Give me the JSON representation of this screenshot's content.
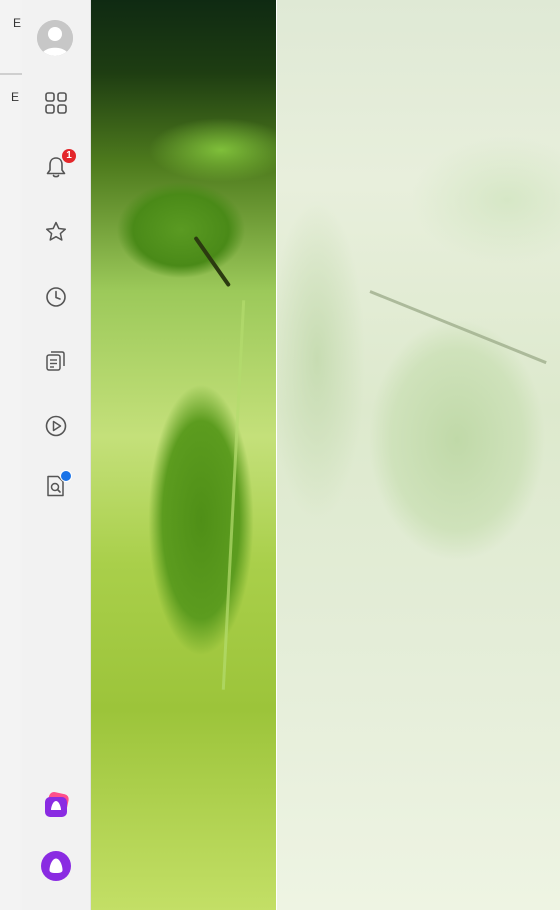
{
  "background_window": {
    "letters": [
      "E",
      "E"
    ]
  },
  "sidebar": {
    "items": [
      {
        "name": "avatar",
        "icon": "user-avatar-icon"
      },
      {
        "name": "apps",
        "icon": "grid-icon"
      },
      {
        "name": "notifications",
        "icon": "bell-icon",
        "badge": "1"
      },
      {
        "name": "favorites",
        "icon": "star-icon"
      },
      {
        "name": "history",
        "icon": "clock-icon"
      },
      {
        "name": "collections",
        "icon": "cards-icon"
      },
      {
        "name": "video",
        "icon": "play-icon"
      },
      {
        "name": "search-doc",
        "icon": "doc-search-icon",
        "dot": true
      },
      {
        "name": "app-stack",
        "icon": "alice-apps-icon"
      },
      {
        "name": "assistant",
        "icon": "alice-assistant-icon"
      }
    ]
  },
  "colors": {
    "sidebar_bg": "#f2f2f2",
    "badge_red": "#e3262a",
    "dot_blue": "#1a73e8",
    "assistant_purple": "#8a2be2"
  }
}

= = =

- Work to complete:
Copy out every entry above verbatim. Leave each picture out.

- Solution to this problem:
Give me the JSON representation of this screenshot's content.
{
  "background_window": {
    "letters": [
      "E",
      "E"
    ]
  },
  "sidebar": {
    "items": [
      {
        "name": "avatar",
        "icon": "user-avatar-icon"
      },
      {
        "name": "apps",
        "icon": "grid-icon"
      },
      {
        "name": "notifications",
        "icon": "bell-icon",
        "badge": "1"
      },
      {
        "name": "favorites",
        "icon": "star-icon"
      },
      {
        "name": "history",
        "icon": "clock-icon"
      },
      {
        "name": "collections",
        "icon": "cards-icon"
      },
      {
        "name": "video",
        "icon": "play-icon"
      },
      {
        "name": "search-doc",
        "icon": "doc-search-icon",
        "dot": true
      },
      {
        "name": "app-stack",
        "icon": "alice-apps-icon"
      },
      {
        "name": "assistant",
        "icon": "alice-assistant-icon"
      }
    ]
  },
  "colors": {
    "sidebar_bg": "#f2f2f2",
    "badge_red": "#e3262a",
    "dot_blue": "#1a73e8",
    "assistant_purple": "#8a2be2"
  }
}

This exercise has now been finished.